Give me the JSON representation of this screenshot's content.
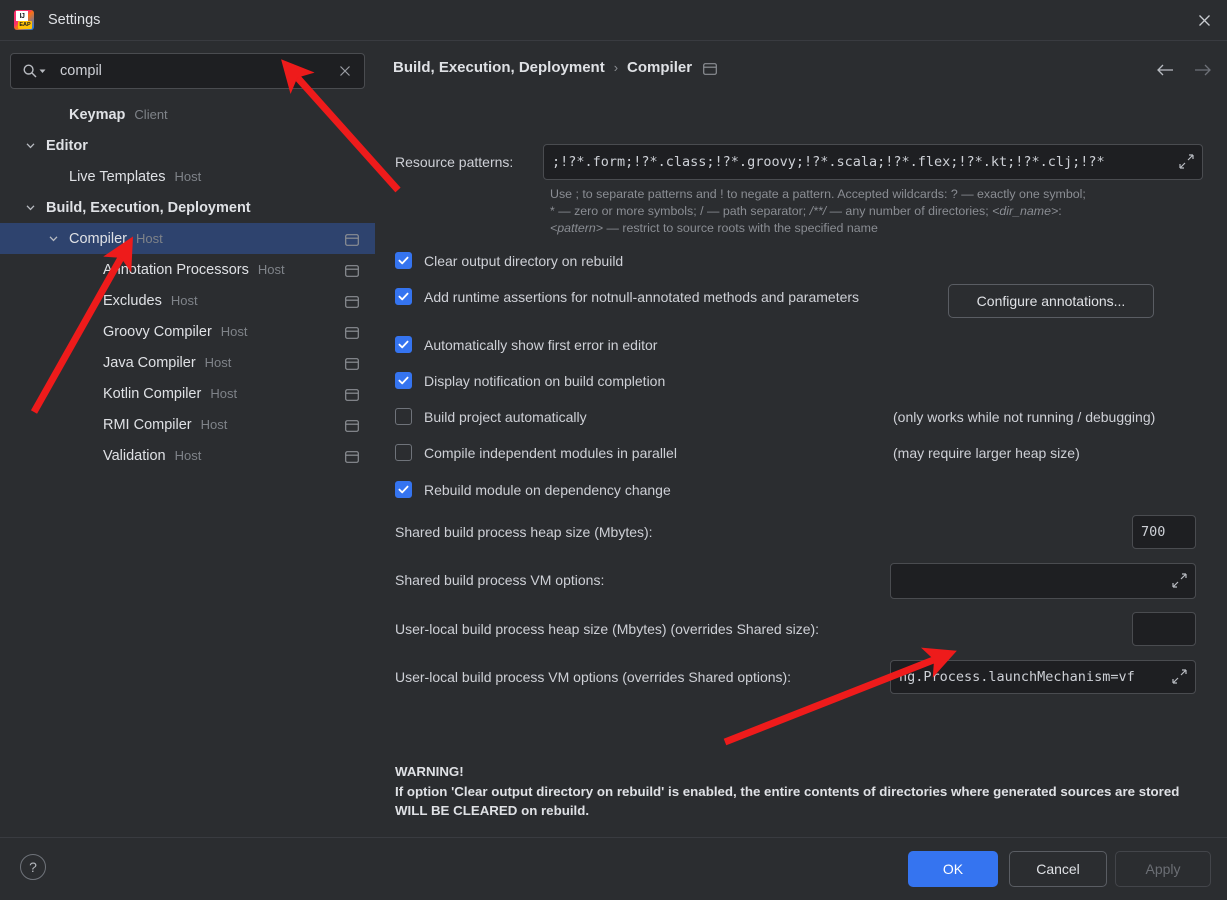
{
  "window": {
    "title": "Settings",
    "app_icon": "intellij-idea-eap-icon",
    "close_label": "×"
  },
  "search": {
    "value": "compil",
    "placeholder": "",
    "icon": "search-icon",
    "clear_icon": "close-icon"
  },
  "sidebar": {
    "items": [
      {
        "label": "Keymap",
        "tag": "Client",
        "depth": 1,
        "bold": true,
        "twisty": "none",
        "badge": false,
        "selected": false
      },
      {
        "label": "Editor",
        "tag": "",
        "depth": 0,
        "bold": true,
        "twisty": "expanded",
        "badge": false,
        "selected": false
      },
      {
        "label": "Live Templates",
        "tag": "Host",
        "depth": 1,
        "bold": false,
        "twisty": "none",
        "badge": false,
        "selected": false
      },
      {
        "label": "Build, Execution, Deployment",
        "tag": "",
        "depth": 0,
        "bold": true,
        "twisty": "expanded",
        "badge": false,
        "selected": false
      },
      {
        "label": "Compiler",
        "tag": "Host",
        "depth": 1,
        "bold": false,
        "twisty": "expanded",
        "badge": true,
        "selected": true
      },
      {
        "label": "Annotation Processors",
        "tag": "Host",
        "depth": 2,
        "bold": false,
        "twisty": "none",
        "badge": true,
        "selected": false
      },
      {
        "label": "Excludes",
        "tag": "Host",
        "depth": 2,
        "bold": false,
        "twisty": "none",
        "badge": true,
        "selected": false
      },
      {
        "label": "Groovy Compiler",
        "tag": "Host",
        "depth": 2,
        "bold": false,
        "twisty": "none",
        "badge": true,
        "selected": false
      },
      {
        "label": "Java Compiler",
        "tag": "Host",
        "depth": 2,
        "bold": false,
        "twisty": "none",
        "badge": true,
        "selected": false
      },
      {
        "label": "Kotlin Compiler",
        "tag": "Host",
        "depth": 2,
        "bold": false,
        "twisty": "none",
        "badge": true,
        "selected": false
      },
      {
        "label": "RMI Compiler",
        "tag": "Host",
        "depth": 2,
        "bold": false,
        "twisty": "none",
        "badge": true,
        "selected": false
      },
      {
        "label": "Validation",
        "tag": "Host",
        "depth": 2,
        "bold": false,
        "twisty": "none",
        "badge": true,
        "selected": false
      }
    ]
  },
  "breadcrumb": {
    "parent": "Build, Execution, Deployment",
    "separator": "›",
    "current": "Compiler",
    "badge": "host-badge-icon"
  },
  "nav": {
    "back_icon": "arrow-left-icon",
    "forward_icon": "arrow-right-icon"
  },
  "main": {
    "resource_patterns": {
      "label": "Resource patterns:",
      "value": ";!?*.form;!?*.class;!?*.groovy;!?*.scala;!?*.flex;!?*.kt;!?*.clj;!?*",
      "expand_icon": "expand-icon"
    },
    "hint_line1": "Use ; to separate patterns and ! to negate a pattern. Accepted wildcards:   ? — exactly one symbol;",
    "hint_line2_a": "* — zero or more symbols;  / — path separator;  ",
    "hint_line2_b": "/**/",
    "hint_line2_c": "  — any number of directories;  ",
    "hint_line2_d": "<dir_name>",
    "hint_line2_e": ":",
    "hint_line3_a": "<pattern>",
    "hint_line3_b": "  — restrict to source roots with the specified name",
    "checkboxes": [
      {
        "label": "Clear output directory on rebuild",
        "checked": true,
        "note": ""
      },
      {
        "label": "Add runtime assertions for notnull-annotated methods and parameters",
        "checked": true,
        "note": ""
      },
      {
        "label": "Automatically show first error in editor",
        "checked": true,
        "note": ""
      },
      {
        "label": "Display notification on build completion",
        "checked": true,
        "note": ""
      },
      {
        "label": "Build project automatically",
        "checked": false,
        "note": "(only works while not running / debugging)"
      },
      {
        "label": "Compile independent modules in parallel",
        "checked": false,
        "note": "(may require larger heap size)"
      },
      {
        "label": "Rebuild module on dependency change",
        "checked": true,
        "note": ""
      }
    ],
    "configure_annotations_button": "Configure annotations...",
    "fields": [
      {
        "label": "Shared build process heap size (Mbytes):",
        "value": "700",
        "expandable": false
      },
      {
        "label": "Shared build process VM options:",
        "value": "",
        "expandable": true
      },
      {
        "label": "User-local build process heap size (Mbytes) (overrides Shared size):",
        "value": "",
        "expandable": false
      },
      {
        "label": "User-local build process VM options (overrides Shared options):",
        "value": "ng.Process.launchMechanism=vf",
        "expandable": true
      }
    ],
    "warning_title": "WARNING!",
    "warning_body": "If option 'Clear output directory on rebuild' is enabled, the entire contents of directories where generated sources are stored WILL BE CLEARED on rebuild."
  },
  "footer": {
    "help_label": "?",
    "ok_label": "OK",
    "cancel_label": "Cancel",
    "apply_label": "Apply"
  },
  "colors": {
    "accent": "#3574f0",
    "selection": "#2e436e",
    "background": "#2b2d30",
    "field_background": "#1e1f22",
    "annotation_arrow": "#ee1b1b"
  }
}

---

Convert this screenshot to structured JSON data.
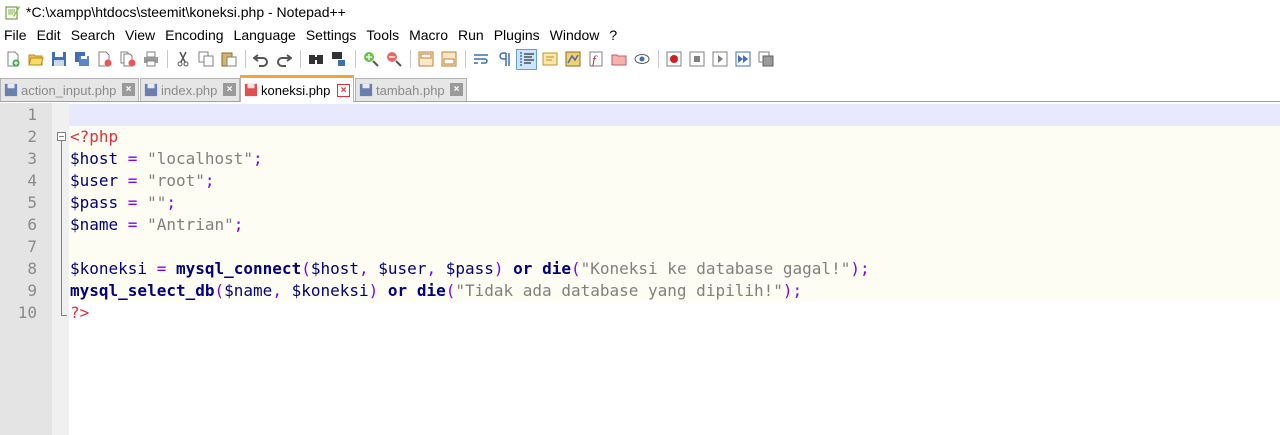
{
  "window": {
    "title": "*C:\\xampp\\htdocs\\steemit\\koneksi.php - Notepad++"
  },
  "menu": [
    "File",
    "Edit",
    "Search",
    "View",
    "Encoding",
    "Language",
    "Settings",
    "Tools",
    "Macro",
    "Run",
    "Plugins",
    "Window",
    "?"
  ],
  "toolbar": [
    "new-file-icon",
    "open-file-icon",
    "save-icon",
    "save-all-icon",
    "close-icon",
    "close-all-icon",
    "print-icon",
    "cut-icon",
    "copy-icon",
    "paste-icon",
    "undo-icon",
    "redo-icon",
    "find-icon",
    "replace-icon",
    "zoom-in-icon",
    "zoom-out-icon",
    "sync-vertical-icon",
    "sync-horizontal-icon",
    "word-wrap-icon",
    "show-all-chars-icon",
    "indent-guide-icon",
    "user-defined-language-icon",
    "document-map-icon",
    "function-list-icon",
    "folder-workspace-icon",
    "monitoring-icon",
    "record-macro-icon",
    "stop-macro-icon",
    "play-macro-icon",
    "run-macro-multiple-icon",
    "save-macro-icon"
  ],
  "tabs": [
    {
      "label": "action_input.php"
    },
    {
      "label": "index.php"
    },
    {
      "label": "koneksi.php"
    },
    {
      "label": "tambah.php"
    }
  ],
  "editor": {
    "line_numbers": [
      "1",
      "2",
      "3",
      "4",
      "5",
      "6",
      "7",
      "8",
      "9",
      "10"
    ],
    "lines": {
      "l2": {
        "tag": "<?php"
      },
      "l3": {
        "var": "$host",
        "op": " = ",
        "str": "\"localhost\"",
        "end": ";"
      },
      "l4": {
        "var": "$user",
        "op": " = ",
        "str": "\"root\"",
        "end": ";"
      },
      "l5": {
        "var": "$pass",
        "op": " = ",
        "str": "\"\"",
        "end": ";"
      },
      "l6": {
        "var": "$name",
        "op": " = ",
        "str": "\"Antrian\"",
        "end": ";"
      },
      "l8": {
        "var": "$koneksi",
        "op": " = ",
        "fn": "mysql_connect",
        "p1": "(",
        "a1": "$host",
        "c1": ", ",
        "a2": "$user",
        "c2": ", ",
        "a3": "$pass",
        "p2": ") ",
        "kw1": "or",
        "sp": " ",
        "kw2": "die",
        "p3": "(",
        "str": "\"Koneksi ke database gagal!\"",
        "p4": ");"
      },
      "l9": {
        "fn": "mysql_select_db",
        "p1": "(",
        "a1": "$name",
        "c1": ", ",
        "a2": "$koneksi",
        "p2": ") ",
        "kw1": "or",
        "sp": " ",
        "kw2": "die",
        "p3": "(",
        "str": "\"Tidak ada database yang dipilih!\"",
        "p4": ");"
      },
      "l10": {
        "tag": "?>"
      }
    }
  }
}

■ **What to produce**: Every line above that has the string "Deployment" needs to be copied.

■ **Written answer**:
        "label": "Build, Execution, Deployment",
    "parent": "Build, Execution, Deployment",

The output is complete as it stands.